Why Should I Have A Drainage Plan

Drainage plans show the pollution pathway and will identify your drain and associated infrastructure arrangements. When verified, drainage plans are an essential document when managing your site operations and pollution risk management. This blog will discuss why you should have a clear, comprehensive and verified drainage plan.

  1. Inform your trade effluent operations

If you discharge any water from your trade operations, you will need a permit or licence to do so. If you discharge to surface water, you will require an Environmental Permit from the Environment Agency and if you discharge to foul water, you will need to seek consent from the Local Water Authority. As part of either application, you will have to provide information about your drainage system and at what point you discharge to the drainage network. A clear, comprehensive and accurate drainage plan will make the process of application much more straight forward.

  1. Make sure everything is maintained

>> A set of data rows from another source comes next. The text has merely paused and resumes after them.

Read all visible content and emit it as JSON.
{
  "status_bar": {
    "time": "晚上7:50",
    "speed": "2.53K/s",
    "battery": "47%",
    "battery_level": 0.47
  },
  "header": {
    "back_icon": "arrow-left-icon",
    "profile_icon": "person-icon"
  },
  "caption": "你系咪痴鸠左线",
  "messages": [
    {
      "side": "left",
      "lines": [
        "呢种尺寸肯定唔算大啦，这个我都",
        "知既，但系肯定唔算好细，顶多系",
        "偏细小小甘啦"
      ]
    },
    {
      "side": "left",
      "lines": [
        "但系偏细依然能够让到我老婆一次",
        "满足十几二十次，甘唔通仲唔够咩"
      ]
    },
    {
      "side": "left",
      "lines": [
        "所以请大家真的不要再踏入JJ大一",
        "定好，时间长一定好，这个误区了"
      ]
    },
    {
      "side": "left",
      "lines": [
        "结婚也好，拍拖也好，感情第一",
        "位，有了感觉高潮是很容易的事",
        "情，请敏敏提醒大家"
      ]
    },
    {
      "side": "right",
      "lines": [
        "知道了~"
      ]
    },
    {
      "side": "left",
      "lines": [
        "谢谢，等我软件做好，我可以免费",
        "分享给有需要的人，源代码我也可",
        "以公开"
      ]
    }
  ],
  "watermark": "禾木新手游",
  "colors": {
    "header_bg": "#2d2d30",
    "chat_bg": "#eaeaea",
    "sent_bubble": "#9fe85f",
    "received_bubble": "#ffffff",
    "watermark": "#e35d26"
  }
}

To ensure your operations don’t cause pollution and to reduce the chances of flooding, you should be maintaining your drainage networks. An accurate site drainage plan will ensure you maintain all drains, channels and gullies and service, and maintain your interceptors and other infrastructure.  With a clear drainage plan, you will avoid the risk of missing key pollution control features.

  1. Identify the pollution pathway

In order to prevent pollution from leaving your site, you should use your drainage plan to inform your pollution prevention plans. You should locate anything of high-risk, e.g. waste skips and oil and fuel tanks, away from drains and watercourses. In the event of a spill or leak, this will give you more time to intercept the pollution before it can leave your site.

You can use an accurate drainage plan to take swift action if pollution does enter your drainage system as you will know exactly the route it will take. Hopefully, you can do something further along your drainage network to prevent the pollution leaving your site but, if you can’t, you will know exactly who to contact to report the incident. If pollution has entered surface water drains, you must inform the Environment Agency and you must contact the Local Water Authority if you contaminate the foul water system.

  1. Mark your drains

Best practice is to paint your drains red and blue to indicate foul and surface water drains respectfully. You may also use other colours to show interceptors and any drains that lead to any on-site effluent treatment. A precise site drainage plan will make sure your marking is correct and will allow for quick response in the event of an incident.

To effectively manage your site operations and your pollution risk, a drainage plan is an essential document to understand your underground networks and ensure your activities do not pose an avoidable risk. However, merely having a drainage plan isn’t enough. Your plan must be clear and easy to understand and the drains represented on them must be correct and verified. Our next blog will explain the top three things your drainage plan should contain.

To find out how Green Spark can help you with your drainage plan, click here.